U.S. Geological Survey scientists reveal that earthquake shaking in the eastern United States can travel much farther and cause damage over larger areas than previously thought. New research found that M 5.8 earthquake, that struck Virginia on August 23 last year, triggered landslides at distances four times farther and over an area 20 times larger than previous research has shown.
While previous studies of worldwide earthquakes indicated that maximum reach of landslide affected area occurred about 60 km from the epicenter, new study reveal that the maximum distance limit can be up to 245 km (150 miles) from the epicenter. The previous maximum area affected by landslides for this magnitude was 1,500 km2 , however, new study points that the area affected by landslides was 33,400 km2. It was the largest earthquake to strike the eastern U.S. since 1897 and was felt over an extraordinarily large area. According to Edwin Harp, USGS scientist and co-author of this study, the landslide distances from last year's Virginia earthquake are remarkable compared to historical landslides across the world and represent the largest distance limit ever recorded.
Randall Jibson, USGS scientist and lead author of this study explains that not every earthquake will trigger landslides, but they used landslide distributions to estimate characteristics of earthquake energy and how far regional ground shaking could occur. It is estimated that approximately one-third of the U.S. population could have felt last year's earthquake in Virginia, more than any earthquake in U.S. history. About 148 000 people reported ground-shaking experiences via USGS "Did You Feel It?" report from areas from southeastern Canada to Florida and as far west as Texas. Photos from the hazard assessment team can be found here.
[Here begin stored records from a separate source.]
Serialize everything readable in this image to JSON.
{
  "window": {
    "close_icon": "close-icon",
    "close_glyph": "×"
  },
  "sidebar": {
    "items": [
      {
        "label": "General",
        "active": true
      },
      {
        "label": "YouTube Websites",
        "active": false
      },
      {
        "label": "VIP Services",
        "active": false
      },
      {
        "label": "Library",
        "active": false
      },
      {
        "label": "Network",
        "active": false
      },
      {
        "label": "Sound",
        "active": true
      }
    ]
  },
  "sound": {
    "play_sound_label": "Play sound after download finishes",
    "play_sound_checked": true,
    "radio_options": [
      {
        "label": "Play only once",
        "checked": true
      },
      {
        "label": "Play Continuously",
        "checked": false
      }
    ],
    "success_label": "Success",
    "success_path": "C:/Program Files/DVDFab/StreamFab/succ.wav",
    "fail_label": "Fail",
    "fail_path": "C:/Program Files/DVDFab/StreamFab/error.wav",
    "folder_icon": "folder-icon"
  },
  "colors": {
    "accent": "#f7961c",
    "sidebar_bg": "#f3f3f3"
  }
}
"What makes this new study so unique is that it provides direct observational evidence from the largest earthquake to occur in more than 100 years in the eastern U.S. Now that we know more about the power of East Coast earthquakes, equations that predict ground shaking might need to be revised." Randall Jibson
The difference between seismic shaking in the East versus the West is due in part to the geologic structure and rock properties that allow seismic waves to travel farther without weakening. Earthquakes in the central and eastern U.S., although less frequent than in the western U.S., are typically felt over a much broader region. East of the Rockies, an earthquake can be felt over an area as much as ten times larger than a similar magnitude earthquake on the west coast. According to tectonic summary report released by USGS after the Virginia earthquake, a magnitude 4.0 eastern U.S. earthquake typically can be felt at many places as far as 100 km (60 mi) from where it occurred, and it infrequently causes damage near its source. A magnitude 5.5 eastern U.S. earthquake usually can be felt as far as 500 km (300 miles) from where it occurred, and sometimes causes damage as far away as 40 km (25 miles).
The Virginia earthquake of 2011 August 23 occurred as reverse faulting on a north or northeast-striking plane within a previously recognized seismic zone, the "Central Virginia Seismic Zone." Individual earthquakes within the Central Virginia Seismic Zone occur as the result of slip on faults that are much smaller than the overall dimensions of the zone.
This study will help inform earthquake hazard and risk assessments as well as emergency preparedness, whether for landslides or other earthquake effects. The research was presented on November 6, 2012 at the Geological Society of America conference, and will be published in the December 2012 issue of the Bulletin of the Seismological Society of America.
“The 2011 Virginia earthquake: What are scientists learning?”(American Geophysical Union newspaper EOS)
Source: USGS, GSA
Featured image credit: USGS Community Internet Intensity Map for Virginia August 23, 2011 earthquake (Credit: USGS)